## DATA IN THIS EXERCISE:
##############################

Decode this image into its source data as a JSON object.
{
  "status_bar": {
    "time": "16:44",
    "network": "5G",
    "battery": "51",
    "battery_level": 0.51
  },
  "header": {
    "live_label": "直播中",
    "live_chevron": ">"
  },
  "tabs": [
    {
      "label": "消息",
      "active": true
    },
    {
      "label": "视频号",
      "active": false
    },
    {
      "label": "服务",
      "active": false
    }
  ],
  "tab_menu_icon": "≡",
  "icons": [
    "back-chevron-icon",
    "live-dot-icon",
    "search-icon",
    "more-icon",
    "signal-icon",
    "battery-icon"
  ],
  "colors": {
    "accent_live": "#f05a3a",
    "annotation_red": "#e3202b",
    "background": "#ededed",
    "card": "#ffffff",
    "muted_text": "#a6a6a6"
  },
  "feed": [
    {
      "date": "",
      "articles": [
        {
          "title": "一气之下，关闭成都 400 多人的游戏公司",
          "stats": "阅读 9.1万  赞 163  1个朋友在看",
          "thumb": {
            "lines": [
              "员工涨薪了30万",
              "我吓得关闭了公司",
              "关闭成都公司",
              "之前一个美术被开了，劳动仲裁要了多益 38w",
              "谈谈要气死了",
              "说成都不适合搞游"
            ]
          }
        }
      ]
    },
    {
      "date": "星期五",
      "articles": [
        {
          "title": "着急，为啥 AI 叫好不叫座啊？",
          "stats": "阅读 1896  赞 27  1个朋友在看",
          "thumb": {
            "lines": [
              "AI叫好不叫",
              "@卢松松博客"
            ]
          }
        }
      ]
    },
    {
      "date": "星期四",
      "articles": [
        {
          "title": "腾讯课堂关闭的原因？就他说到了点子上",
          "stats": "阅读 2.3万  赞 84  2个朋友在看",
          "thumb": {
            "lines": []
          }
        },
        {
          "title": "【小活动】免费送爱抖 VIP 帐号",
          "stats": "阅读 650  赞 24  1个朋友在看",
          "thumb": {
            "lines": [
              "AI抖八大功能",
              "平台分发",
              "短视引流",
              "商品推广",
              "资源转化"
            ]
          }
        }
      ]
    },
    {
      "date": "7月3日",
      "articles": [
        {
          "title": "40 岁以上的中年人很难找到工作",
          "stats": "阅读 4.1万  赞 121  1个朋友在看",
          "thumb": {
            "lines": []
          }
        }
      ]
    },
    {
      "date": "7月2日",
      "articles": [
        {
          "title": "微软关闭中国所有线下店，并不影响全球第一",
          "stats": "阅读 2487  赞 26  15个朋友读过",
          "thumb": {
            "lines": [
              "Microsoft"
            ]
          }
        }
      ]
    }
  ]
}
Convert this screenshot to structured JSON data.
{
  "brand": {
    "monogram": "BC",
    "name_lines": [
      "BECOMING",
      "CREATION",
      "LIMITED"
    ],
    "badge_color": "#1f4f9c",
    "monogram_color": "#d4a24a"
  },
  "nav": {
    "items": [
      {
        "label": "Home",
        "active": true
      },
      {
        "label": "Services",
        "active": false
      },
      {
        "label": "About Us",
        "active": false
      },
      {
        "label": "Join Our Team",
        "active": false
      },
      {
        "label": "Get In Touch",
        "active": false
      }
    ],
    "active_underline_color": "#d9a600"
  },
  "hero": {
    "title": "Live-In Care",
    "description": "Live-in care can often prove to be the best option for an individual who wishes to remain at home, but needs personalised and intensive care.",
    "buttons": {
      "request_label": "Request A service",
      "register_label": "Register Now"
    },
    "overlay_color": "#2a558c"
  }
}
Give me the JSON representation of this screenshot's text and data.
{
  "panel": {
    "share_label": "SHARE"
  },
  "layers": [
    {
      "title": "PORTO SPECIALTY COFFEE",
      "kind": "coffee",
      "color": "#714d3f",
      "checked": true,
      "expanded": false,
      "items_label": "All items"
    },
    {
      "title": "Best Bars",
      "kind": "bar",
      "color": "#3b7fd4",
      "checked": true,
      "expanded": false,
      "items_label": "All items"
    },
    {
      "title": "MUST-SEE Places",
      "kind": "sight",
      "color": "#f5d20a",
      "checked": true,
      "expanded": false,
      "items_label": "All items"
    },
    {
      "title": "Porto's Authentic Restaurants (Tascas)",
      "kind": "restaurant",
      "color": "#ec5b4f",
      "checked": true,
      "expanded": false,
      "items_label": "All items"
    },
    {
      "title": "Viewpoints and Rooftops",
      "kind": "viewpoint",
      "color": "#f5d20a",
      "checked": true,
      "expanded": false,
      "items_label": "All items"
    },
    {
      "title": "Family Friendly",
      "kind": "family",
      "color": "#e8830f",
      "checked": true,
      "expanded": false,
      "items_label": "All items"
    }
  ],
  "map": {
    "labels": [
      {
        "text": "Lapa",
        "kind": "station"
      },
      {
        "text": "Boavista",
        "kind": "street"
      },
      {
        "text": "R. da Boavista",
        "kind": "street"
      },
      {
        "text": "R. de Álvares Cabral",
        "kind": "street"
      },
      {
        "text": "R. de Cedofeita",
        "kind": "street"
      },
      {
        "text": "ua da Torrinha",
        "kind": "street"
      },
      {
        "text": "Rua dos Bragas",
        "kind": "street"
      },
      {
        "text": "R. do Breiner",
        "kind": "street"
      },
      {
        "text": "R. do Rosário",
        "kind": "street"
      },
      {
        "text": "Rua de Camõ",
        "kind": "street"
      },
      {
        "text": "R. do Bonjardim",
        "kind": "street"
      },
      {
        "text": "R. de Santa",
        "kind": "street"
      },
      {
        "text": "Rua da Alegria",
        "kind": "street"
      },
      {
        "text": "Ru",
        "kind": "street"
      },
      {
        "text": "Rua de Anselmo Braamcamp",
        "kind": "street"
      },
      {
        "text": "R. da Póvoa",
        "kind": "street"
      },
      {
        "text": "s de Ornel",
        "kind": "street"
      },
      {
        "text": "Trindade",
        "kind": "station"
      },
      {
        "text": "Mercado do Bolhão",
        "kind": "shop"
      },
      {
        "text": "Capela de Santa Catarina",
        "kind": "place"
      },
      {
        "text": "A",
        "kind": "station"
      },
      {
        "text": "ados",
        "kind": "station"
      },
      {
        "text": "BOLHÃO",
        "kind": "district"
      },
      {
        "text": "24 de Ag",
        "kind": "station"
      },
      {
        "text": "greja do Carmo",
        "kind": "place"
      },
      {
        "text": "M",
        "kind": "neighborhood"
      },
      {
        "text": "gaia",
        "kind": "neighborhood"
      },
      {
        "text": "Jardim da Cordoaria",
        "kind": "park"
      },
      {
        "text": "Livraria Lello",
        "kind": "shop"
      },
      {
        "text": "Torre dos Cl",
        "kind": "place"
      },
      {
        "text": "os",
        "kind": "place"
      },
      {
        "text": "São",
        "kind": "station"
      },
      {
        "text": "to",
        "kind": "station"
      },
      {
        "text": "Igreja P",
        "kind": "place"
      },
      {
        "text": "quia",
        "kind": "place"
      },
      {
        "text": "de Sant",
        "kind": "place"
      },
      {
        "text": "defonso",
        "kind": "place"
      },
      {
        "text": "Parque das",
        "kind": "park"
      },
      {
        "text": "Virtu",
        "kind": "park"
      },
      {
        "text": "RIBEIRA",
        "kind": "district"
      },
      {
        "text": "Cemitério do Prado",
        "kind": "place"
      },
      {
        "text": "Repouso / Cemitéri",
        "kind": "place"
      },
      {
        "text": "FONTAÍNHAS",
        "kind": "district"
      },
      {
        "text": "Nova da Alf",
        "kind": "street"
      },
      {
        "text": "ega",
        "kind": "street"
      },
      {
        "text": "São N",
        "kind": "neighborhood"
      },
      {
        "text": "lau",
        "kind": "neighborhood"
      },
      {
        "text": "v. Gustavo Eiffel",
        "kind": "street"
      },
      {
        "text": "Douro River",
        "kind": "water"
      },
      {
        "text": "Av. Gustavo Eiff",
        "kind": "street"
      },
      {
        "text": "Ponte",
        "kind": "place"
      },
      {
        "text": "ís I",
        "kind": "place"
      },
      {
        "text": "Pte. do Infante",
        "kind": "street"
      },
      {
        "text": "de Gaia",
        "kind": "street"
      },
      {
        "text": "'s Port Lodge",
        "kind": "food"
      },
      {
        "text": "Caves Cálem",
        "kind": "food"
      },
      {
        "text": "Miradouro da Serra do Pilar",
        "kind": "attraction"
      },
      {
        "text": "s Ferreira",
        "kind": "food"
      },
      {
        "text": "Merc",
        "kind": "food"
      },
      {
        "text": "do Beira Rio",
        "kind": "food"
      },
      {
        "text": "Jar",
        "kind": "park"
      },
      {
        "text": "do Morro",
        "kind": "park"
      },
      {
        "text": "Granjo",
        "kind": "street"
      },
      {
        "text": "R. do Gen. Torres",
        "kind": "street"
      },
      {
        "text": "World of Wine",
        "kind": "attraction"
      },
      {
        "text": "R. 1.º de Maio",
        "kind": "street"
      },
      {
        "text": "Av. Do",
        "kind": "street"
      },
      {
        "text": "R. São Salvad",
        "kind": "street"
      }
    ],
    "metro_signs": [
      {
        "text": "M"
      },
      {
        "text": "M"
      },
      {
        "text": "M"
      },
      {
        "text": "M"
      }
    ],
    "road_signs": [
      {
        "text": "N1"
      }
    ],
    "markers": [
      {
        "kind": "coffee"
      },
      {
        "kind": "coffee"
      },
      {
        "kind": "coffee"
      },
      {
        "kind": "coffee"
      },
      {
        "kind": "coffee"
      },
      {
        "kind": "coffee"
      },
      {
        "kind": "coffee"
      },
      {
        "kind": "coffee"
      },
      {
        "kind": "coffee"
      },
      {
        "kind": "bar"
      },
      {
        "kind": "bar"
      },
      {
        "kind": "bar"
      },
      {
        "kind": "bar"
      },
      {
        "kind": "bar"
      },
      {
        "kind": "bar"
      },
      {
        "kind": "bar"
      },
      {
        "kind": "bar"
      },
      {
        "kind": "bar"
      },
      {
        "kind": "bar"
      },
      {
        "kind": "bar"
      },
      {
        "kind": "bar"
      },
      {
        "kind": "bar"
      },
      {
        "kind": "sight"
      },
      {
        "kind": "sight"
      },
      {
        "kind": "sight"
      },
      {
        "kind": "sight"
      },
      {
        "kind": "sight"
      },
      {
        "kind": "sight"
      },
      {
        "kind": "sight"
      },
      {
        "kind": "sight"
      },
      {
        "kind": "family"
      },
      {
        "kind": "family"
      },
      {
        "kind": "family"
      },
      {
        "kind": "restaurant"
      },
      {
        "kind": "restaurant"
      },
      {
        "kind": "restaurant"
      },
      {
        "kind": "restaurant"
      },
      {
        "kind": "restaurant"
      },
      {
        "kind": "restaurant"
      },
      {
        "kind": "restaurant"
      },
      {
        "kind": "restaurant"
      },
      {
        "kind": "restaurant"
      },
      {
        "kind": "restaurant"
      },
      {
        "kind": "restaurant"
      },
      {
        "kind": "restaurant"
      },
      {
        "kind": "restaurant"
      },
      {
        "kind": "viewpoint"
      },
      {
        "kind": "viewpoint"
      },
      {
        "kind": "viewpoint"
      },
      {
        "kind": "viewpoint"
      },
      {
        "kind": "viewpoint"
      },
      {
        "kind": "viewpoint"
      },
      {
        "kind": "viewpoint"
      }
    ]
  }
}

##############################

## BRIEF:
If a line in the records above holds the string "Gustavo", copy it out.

## ANSWER TO THIS TASK:
        "text": "v. Gustavo Eiffel",
        "text": "Av. Gustavo Eiff",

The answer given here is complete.